Allowing staff to telecommute or work from home is a way to establish the work-life harmony and consequently, improve productivity and employee retention. That’s why 87% of Singapore employers polled by specialist recruitment firm, Robert Half, have allowed staff to telecommute.
The Singapore percentage is higher than the global average of 79% in the survey of 1,777 human resources directors from 13 countries. Singapore accounted for 100 respondents.
Only Hong Kong (94%) and Switzerland (94%) have a higher percentage of employees allowed to work from home, while Italy (45%) and Chile (38%) have the lowest percentage of employees allowed to telecommute.
“There are many benefits to embracing the practice of working from home. Employers benefit from having more motivated employees who are better able to manage their personal commitments. Companies also save on infrastructure and associated office costs.”
– Stella Tang, Robert Half
Stella Tang, director of Robert Half Singapore said employers have responded to the battle to retain talent by offering flexible work arrangements to existing and prospective employees. “There are many benefits to embracing the practice of working from home. Employers benefit from having more motivated employees who are better able to manage their personal commitments. Companies also save on infrastructure and associated office costs.”
Carrot to contribute
“Offering the opportunity to work from home is an attractive way to attract and retain talent.
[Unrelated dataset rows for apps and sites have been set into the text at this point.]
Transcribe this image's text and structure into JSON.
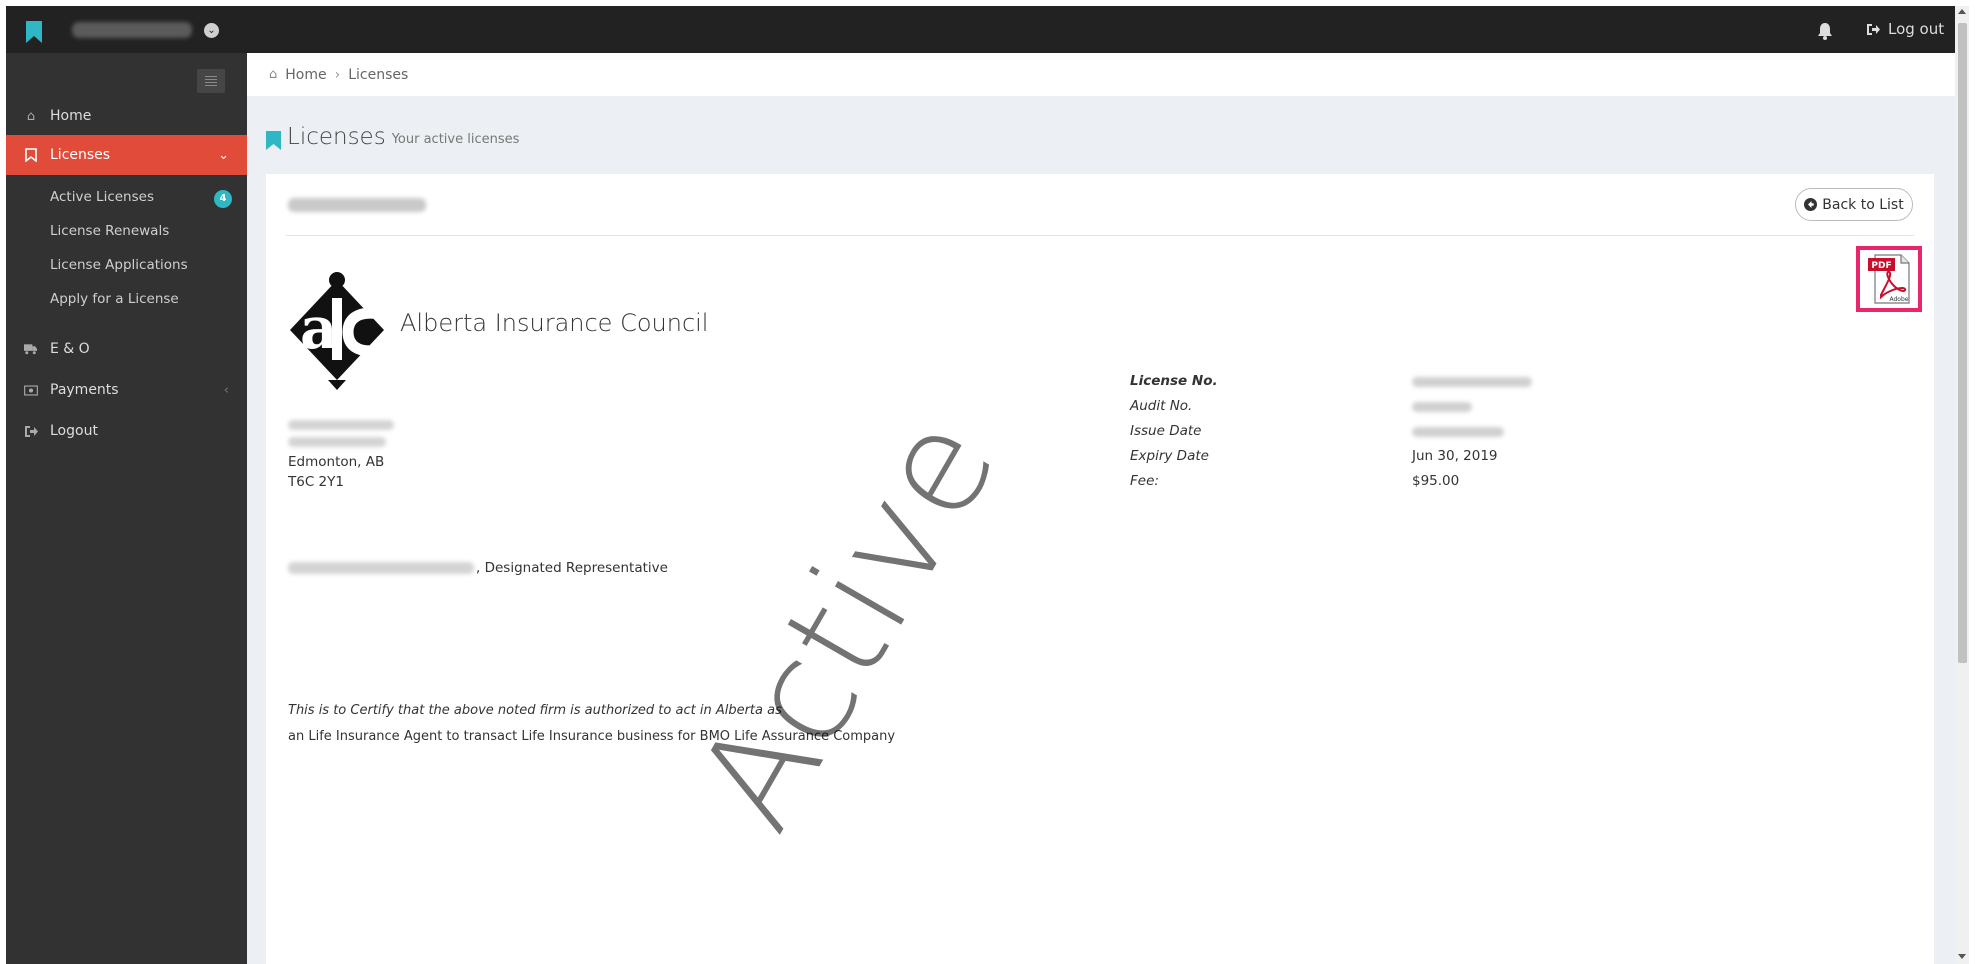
{
  "topbar": {
    "company_name": "",
    "logout_label": "Log out"
  },
  "sidebar": {
    "items": [
      {
        "label": "Home",
        "icon": "home-icon"
      },
      {
        "label": "Licenses",
        "icon": "bookmark-icon"
      },
      {
        "label": "E & O",
        "icon": "truck-icon"
      },
      {
        "label": "Payments",
        "icon": "money-icon"
      },
      {
        "label": "Logout",
        "icon": "sign-out-icon"
      }
    ],
    "license_sub": [
      {
        "label": "Active Licenses",
        "badge": "4"
      },
      {
        "label": "License Renewals"
      },
      {
        "label": "License Applications"
      },
      {
        "label": "Apply for a License"
      }
    ]
  },
  "breadcrumb": {
    "home": "Home",
    "separator": "›",
    "current": "Licenses"
  },
  "page": {
    "title": "Licenses",
    "subtitle": "Your active licenses"
  },
  "panel": {
    "back_label": "Back to List",
    "org_name": "Alberta Insurance Council",
    "address": {
      "city": "Edmonton, AB",
      "postal": "T6C 2Y1"
    },
    "representative_suffix": ", Designated Representative",
    "details": {
      "license_no_label": "License No.",
      "audit_no_label": "Audit No.",
      "issue_date_label": "Issue Date",
      "expiry_date_label": "Expiry Date",
      "expiry_date_value": "Jun 30, 2019",
      "fee_label": "Fee:",
      "fee_value": "$95.00"
    },
    "certify_line1": "This is to Certify that the above noted firm is authorized to act in Alberta as",
    "certify_line2": "an Life Insurance Agent to transact Life Insurance business for BMO Life Assurance Company",
    "watermark": "Active",
    "pdf_label": "PDF",
    "pdf_sub": "Adobe"
  },
  "colors": {
    "accent": "#2fb7c6",
    "active_nav": "#e04b3a",
    "pdf_highlight": "#e8266c"
  }
}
For professionals with family commitments who cannot commit to working in an office full-time, the option to work from home allows them to contribute their skills and continue with their career,” Tang added.
In Singapore, 91% of public sector employees have the opportunity to work from home, compared to 88% of employees of private companies and 83% of employees of publicly listed companies.
Those companies that never or only occasionally allow work from home have their reasons – either because the job requires a physical presence (55%) or for security reasons (53%), while 48% have reservations that employees will not perform to their capacity due to a lack of supervision.
While the vast majority of companies allow employees to work from home occasionally, a more significant statistic is the number of companies that have a policy in place that facilitates and formalises the right of employees to work from home. In Singapore, 60% of companies have a formal policy in place to manage employees who work remotely, compared to a global average of 47%.
Robert Half’s Singapore findings dovetail with the island republic’s position as one of the world’s most connected nations. Since 2006, the three operators of the country’s Wireless@SG wireless broadband programme — iCell Network, M1 and SingTel — have set up 7,500 public WiFi hotspots and drawn 2.1 million subscribers. Usage hours have also increased by 12-fold to 25.2 hours per user per month during that period.
Surveys by the Infocomm Development Authority of Singapore (IDA) on infocomm usage in households and by individuals show that household broadband penetration reached 85% last year with each household owning at least one computer. Mobile penetration has reached 152%, according to IDA’s statistics on telecom services.
In 2011, Singapore had the highest Internet penetration rate in Southeast Asia, with 67 out of every 100 people using the internet, according to Nielsen’s Southeast Asia Digital Consumer Report. Singapore’s digital consumers also spent the most time with online media — as much as 25 hours per week — compared to its regional neighbours.
The IDA recently invited interested operators and service providers to submit proposals for the next phase of its Wireless@SG programme, spanning from 1 April 2013 to 31 March 2017. The service provider is expected to:
- Provide free basic WiFi services, with a typical speed of 1 Mbps for the general public till 2017, and explore ways of increasing the typical access speed to 2 Mbps, or beyond
- Implement an interoperable SIM-based authentication mechanism by 1 April 2014 and develop Seamless Secured Access (SSA) enablers for non SIM-based authentication. The aim is to achieve 70% combined SSA and EAP-SIM Wireless@SG user adoption by the end of the programme
- Jointly develop industry-accepted best practices for coordinated public Wi-Fi deployments